» What the task requires:
Each record should be copied exactly into the answer, and no picture should go with it.

(Working data Opens)

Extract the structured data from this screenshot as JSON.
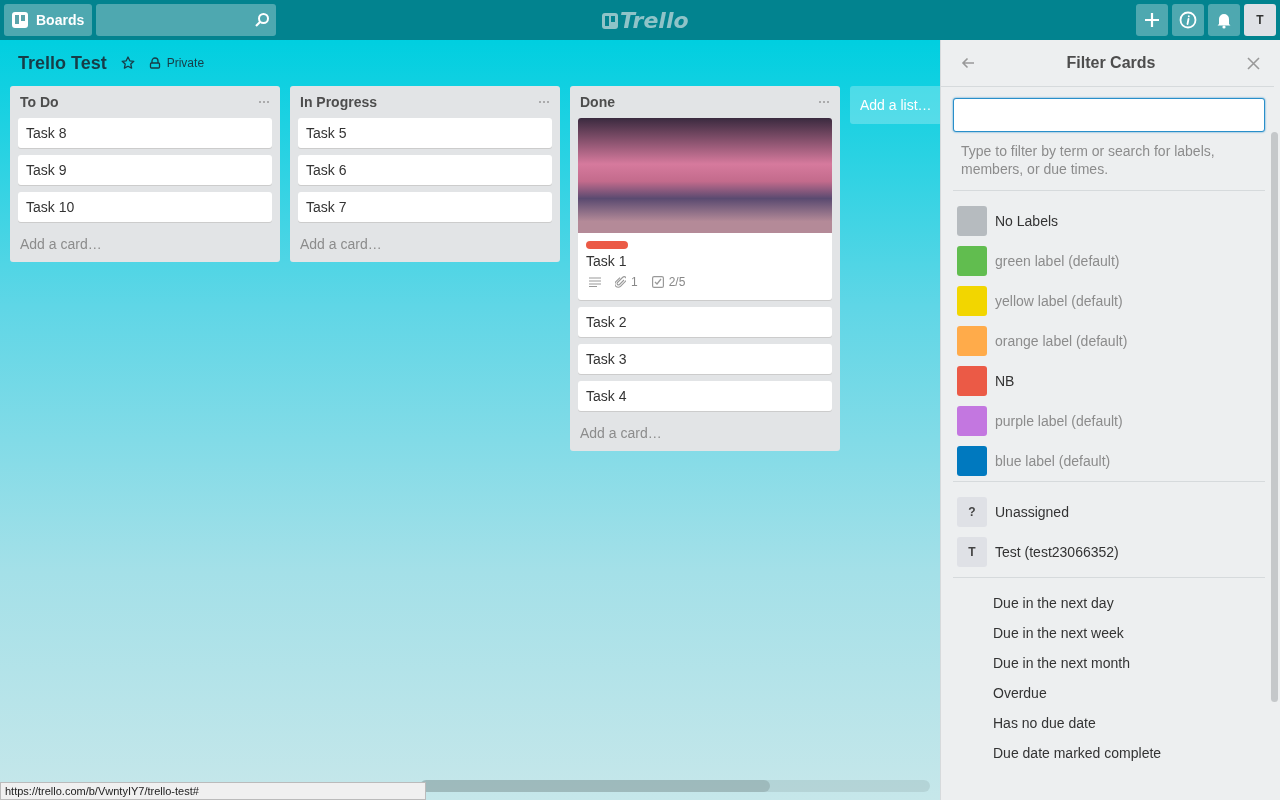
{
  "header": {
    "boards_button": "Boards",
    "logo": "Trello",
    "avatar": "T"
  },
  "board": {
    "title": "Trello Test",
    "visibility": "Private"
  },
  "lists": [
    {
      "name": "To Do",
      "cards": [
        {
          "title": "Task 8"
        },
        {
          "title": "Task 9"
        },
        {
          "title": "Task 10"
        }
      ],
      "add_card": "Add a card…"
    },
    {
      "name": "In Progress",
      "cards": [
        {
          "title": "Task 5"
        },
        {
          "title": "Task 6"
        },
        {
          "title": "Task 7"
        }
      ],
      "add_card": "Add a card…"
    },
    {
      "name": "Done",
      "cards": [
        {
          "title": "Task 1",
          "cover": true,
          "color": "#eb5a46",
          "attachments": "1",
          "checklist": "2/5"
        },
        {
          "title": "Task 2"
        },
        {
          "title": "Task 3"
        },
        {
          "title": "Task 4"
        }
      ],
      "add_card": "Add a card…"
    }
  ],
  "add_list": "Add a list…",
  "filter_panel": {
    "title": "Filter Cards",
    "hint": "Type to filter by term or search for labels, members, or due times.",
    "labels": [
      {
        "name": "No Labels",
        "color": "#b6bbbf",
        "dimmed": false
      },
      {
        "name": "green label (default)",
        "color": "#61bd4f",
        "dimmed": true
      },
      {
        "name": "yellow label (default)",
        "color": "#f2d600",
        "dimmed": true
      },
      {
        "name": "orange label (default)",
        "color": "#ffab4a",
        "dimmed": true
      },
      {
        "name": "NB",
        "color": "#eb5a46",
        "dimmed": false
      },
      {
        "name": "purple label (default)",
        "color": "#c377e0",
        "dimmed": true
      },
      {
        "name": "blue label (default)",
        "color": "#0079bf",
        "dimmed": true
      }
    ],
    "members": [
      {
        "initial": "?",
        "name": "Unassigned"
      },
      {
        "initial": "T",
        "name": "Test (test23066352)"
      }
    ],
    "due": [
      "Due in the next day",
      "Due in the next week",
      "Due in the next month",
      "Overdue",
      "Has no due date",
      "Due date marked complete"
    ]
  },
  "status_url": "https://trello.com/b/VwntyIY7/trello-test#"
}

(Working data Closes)

» Solution below:
Extract the structured data from this screenshot as JSON.
{
  "header": {
    "boards_button": "Boards",
    "logo": "Trello",
    "avatar": "T"
  },
  "board": {
    "title": "Trello Test",
    "visibility": "Private"
  },
  "lists": [
    {
      "name": "To Do",
      "cards": [
        {
          "title": "Task 8"
        },
        {
          "title": "Task 9"
        },
        {
          "title": "Task 10"
        }
      ],
      "add_card": "Add a card…"
    },
    {
      "name": "In Progress",
      "cards": [
        {
          "title": "Task 5"
        },
        {
          "title": "Task 6"
        },
        {
          "title": "Task 7"
        }
      ],
      "add_card": "Add a card…"
    },
    {
      "name": "Done",
      "cards": [
        {
          "title": "Task 1",
          "cover": true,
          "color": "#eb5a46",
          "attachments": "1",
          "checklist": "2/5"
        },
        {
          "title": "Task 2"
        },
        {
          "title": "Task 3"
        },
        {
          "title": "Task 4"
        }
      ],
      "add_card": "Add a card…"
    }
  ],
  "add_list": "Add a list…",
  "filter_panel": {
    "title": "Filter Cards",
    "hint": "Type to filter by term or search for labels, members, or due times.",
    "labels": [
      {
        "name": "No Labels",
        "color": "#b6bbbf",
        "dimmed": false
      },
      {
        "name": "green label (default)",
        "color": "#61bd4f",
        "dimmed": true
      },
      {
        "name": "yellow label (default)",
        "color": "#f2d600",
        "dimmed": true
      },
      {
        "name": "orange label (default)",
        "color": "#ffab4a",
        "dimmed": true
      },
      {
        "name": "NB",
        "color": "#eb5a46",
        "dimmed": false
      },
      {
        "name": "purple label (default)",
        "color": "#c377e0",
        "dimmed": true
      },
      {
        "name": "blue label (default)",
        "color": "#0079bf",
        "dimmed": true
      }
    ],
    "members": [
      {
        "initial": "?",
        "name": "Unassigned"
      },
      {
        "initial": "T",
        "name": "Test (test23066352)"
      }
    ],
    "due": [
      "Due in the next day",
      "Due in the next week",
      "Due in the next month",
      "Overdue",
      "Has no due date",
      "Due date marked complete"
    ]
  },
  "status_url": "https://trello.com/b/VwntyIY7/trello-test#"
}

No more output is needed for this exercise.